- [EXERCISE BRIEF]
Copy every line from the records below that holds the word "electric".

Dataset rows describing interfaces:
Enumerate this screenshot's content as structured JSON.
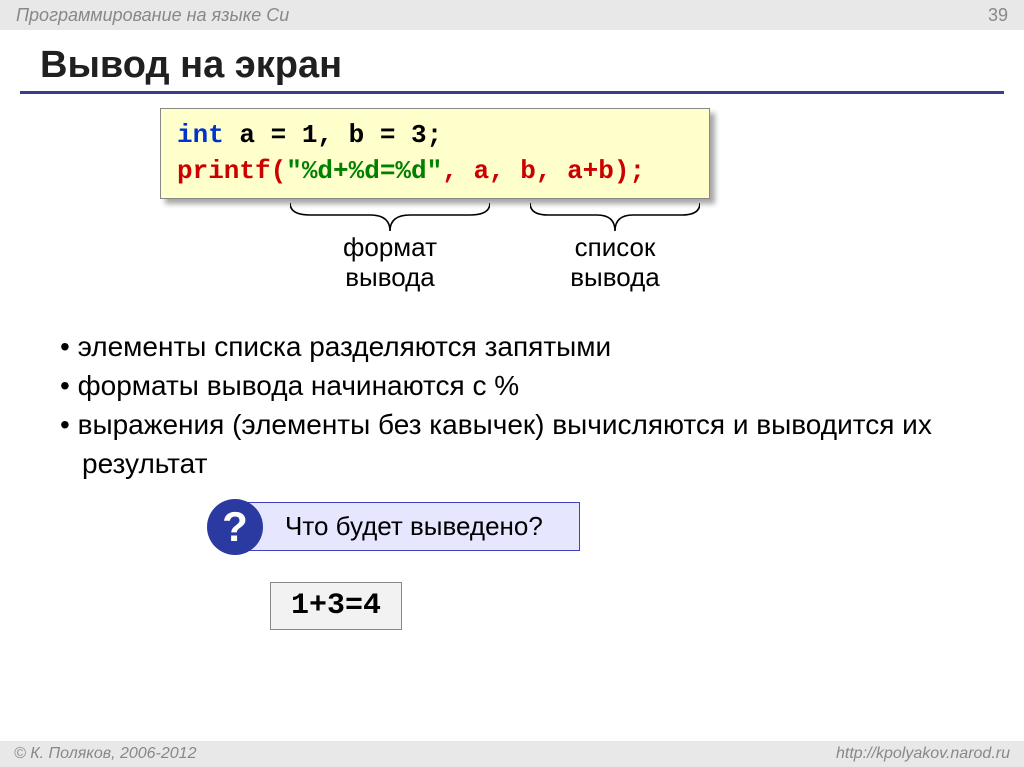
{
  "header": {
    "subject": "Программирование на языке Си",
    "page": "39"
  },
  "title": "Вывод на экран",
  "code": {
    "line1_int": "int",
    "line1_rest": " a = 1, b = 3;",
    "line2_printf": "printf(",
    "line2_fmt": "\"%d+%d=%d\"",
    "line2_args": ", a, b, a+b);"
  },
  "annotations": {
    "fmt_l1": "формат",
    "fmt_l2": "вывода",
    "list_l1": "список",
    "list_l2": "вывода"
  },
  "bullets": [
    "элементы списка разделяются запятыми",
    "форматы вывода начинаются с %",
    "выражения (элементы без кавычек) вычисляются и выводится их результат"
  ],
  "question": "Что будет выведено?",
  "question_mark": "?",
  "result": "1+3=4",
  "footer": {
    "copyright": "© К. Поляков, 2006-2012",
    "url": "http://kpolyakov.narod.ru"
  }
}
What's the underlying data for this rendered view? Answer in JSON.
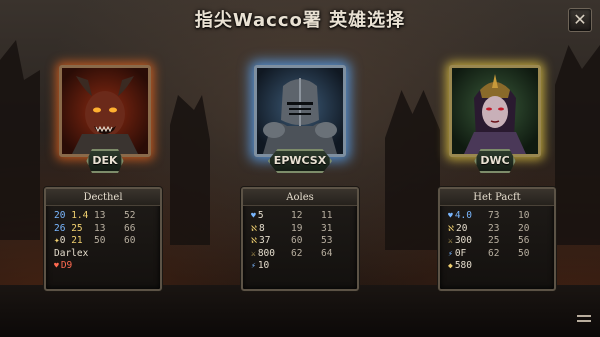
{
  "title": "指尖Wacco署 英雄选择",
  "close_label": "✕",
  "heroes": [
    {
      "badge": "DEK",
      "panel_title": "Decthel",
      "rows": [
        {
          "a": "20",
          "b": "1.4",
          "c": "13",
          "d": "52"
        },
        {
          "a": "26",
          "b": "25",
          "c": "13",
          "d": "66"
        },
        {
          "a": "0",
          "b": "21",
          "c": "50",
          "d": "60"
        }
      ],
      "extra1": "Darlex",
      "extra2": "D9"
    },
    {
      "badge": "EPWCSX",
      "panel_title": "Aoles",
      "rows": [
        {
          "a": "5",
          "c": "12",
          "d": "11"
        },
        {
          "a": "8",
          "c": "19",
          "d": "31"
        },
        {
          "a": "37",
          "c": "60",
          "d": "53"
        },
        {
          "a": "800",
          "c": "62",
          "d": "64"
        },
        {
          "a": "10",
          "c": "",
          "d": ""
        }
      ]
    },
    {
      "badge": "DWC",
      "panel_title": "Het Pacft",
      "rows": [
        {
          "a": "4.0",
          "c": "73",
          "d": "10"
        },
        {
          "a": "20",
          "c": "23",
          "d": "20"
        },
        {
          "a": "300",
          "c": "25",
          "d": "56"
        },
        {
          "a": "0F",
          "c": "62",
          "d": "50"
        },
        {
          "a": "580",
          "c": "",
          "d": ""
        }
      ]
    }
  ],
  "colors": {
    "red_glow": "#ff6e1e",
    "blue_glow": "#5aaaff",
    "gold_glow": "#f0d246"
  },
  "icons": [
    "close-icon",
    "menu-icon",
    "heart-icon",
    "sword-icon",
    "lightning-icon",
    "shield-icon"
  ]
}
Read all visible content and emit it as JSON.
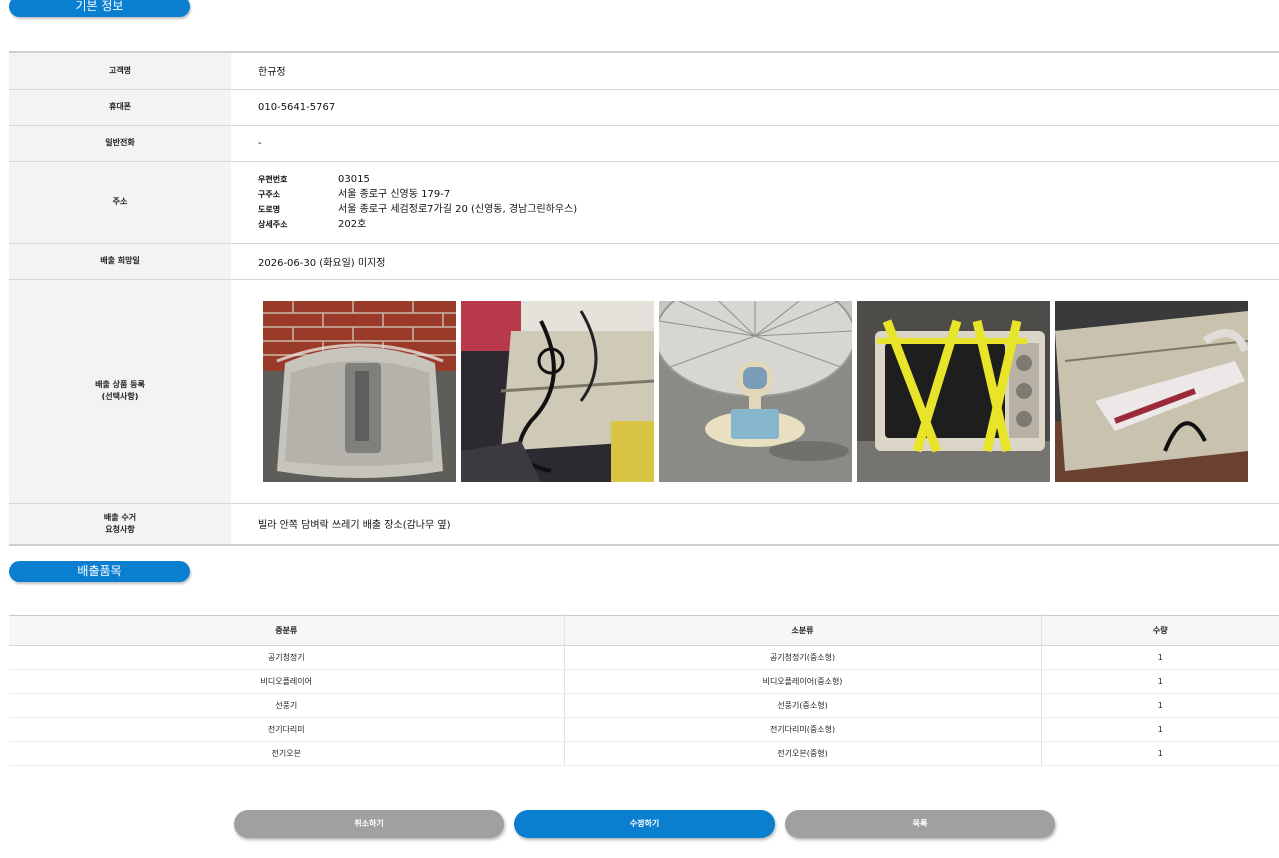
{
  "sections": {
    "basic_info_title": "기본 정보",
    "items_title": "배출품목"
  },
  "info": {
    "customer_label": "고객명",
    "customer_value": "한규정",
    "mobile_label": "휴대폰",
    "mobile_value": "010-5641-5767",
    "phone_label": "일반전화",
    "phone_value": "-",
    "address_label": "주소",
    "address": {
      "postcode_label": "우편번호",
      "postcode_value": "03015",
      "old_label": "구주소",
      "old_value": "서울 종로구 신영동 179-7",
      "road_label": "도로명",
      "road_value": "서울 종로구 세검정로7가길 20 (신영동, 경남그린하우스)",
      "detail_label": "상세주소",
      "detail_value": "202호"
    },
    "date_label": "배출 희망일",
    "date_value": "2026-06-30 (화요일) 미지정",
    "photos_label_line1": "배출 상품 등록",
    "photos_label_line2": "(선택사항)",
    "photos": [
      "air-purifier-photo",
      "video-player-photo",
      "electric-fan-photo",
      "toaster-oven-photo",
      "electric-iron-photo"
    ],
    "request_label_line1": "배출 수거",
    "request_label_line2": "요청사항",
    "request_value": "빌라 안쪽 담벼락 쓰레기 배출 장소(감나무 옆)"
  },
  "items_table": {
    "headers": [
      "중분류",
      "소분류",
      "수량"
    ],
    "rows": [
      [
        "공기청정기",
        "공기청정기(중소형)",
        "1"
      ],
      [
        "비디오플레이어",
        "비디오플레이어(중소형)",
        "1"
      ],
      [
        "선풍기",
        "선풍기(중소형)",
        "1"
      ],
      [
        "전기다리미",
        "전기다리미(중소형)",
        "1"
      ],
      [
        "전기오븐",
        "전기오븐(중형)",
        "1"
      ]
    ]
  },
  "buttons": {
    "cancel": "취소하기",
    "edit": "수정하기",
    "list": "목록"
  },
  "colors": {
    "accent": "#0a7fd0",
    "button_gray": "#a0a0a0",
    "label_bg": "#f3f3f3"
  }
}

- [ANSWER TO THE EXERCISE]
      "electric-fan-photo",
      "electric-iron-photo"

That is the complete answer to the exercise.